    lol he’s not trying to “change the system from the inside,” he is all about the $$$ and he hops on social justice movements when it’s beneficial to his image to do so…we need to stop pretending the ultrarich (yes, including the people we like!) care about anyone but themselves and their coin.

    Also this: https://mobile.twitter.com/nessnitty/status/1161716216958001152

  9. Iknow says:

    This is an opportunistic move on Jay-z’s part. He and his wife are unapologetically capitalist. They’re main intention is to build a massive conglomerate for their children. He used black pain, in the guise of change, to make money. Full stop. Here is my question: will people still be fined for taking the knee? His “we’ve moved past kneeling” says yes.

  10. Harryg says:

    I can’t stand him, sorry. I find him so ridiculously pompous.

  11. Becks1 says:

    I used to love football, and now I’m meh on it for a variety of reasons, but the slavery comparison is one of the big reasons. It’s so gross to me to see rich white men up in their boxes watching (mostly) black athletes compete (at great personal risk to themselves) so the rich white men can become richer. And when you see Jerry Jones in the locker room after a game with the team…..its sickening.

    Anyway, I agree with others that Jay is a capitalist. He’s going to do what he needs to do to make more money and grow his business/empire.
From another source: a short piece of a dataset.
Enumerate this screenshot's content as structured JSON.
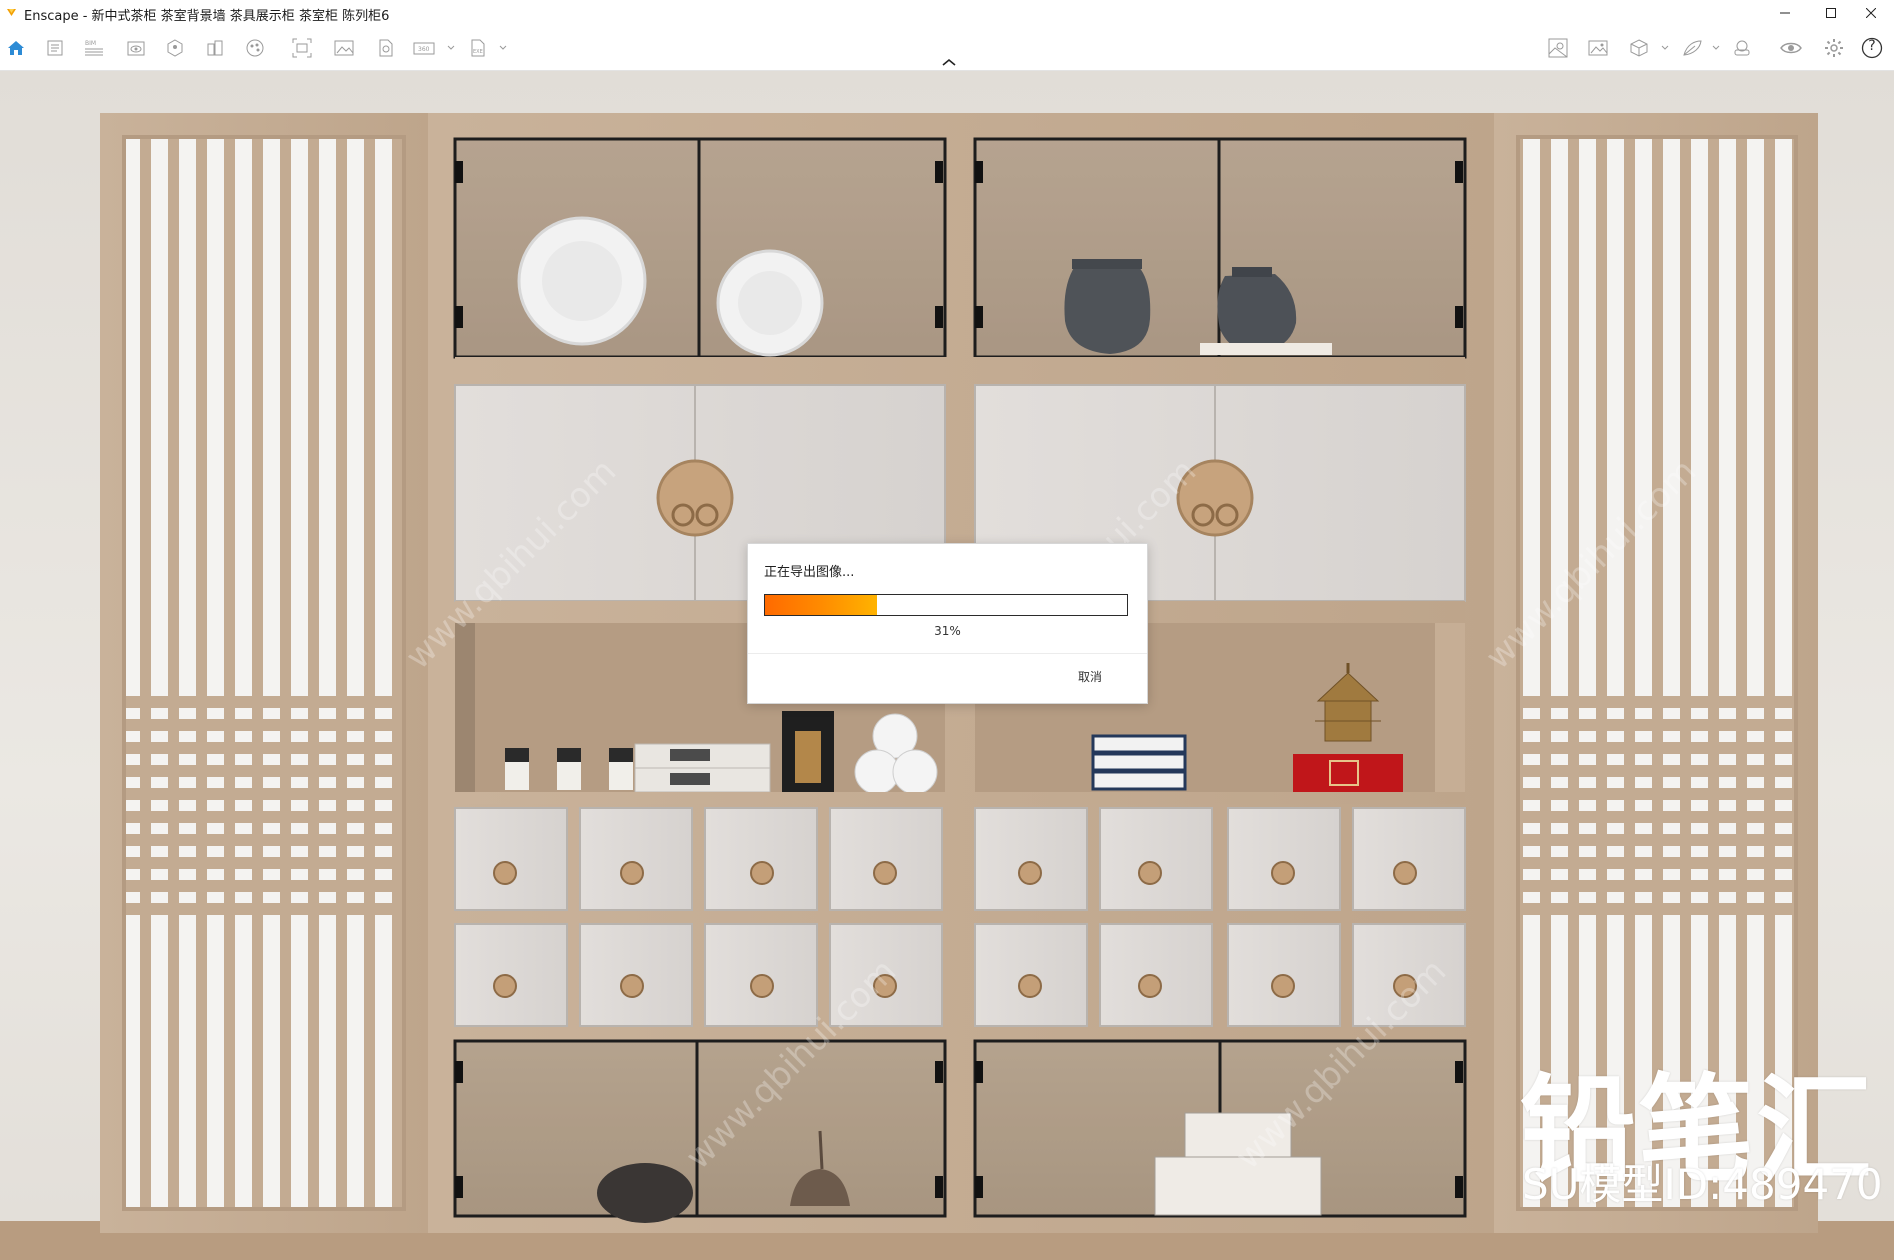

But, I can see why many are saying it feels like a stab in the back.

  12. HELEN says:

    jay z is *the worst*

  13. Patty says:
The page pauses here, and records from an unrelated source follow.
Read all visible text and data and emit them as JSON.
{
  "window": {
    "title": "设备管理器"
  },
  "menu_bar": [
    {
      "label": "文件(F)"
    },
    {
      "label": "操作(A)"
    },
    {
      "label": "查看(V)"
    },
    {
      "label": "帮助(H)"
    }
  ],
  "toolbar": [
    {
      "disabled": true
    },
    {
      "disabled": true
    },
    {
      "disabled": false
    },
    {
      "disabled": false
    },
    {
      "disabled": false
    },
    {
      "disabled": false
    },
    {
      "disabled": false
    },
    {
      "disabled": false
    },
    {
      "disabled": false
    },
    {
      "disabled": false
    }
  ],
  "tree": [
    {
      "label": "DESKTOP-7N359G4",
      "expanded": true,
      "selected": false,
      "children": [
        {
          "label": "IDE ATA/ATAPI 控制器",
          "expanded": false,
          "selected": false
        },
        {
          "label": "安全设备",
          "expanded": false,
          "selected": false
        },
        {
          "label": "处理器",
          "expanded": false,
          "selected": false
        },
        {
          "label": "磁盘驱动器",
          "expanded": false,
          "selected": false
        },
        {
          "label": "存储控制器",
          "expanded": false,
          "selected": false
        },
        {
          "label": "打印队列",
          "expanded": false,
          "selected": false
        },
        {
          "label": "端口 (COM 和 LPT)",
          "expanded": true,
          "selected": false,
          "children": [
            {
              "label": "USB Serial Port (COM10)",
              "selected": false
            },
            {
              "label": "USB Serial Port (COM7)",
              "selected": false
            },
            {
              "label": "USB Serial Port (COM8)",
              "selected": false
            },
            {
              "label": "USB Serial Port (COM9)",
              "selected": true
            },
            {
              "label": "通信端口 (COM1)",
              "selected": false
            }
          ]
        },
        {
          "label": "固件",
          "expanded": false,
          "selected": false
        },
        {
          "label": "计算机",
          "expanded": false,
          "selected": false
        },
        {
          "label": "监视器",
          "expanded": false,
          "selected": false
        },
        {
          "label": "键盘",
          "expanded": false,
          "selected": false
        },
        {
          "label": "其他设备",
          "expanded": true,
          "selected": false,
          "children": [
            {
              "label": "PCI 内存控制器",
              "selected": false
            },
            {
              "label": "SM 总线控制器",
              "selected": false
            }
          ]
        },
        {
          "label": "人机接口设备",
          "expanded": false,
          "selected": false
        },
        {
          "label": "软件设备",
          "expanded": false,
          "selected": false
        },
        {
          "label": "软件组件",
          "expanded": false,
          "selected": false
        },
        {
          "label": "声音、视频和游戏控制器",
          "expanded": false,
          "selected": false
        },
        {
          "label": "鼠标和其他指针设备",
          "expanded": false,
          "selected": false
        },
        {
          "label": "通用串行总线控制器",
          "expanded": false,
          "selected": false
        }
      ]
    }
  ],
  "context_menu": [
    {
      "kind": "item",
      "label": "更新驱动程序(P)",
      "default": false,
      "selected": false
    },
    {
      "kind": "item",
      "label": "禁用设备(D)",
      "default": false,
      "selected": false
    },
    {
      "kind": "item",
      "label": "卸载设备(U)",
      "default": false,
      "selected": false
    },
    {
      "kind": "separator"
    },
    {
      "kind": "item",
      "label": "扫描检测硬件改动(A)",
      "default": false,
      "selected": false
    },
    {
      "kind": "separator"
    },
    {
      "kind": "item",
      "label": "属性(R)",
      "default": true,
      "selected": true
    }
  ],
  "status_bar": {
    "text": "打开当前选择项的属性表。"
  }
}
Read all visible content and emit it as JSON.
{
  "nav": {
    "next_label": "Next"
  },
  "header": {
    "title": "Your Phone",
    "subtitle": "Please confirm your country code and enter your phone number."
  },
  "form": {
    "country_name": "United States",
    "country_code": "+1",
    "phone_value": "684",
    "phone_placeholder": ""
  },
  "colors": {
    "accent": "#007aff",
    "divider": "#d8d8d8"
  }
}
    I’ve never liked Jay-Z. He gets a pass for a lot of bad behavior and actions that illustrate his poor character. He used Kap to make more money and get himself a football franchise. Jay doesn’t care about anything other than making another dollar. Let’s put it in another context. Montgomery bus boycott: Jay-Z supports it and pays a lot of lip service to it until the city of Montgomery offers him a few buses and a contract for a percentage of the cities business – suddenly we’ve moved beyond that. People need to realize that Jay is no savior nor is he a hero or down to do the work that would be required to make an actual difference. The man only cares about money. Kanye shrug.

  14. Lala11_7 says:

    He’s a hyena…who comes into a messed up situation and exploit the heck out of it…to line his pockets….

    Just like he did with the Barney’s situation…

  15. Renee says:

    He didn’t speak to Kap before this deal was done. That is the story. He can wear a Kap jersey all he wants & talk about how he supports him, but he never bothered to speak to him before making a deal with the NFL.

  16. Tiff says:

    Siri, play Ether

  17. lilwing1979 says:

    Ugh I can’t with Jay-Z… just backstabbin his way to the dollarz:

    https://thegrapevine.theroot.com/bryan-michael-cox-claims-jay-z-told-jermaine-dupri-to-t-1837364980

  18. Shana says:

    NFL really thinks they can fix all of their misdeeds by paying off one black man who’s already beyond wealthy? I really really doubt he’ll be able to drive the change “within”

  19. Yes Doubtful says:

    I think Jay is right that the conversation needs to move forward, but the NFL is clearly using him to gain favor. I’ll give him the benefit of the doubt and see what he does. If players can make money off the NFL and fans can watch the NFL, why can’t he too?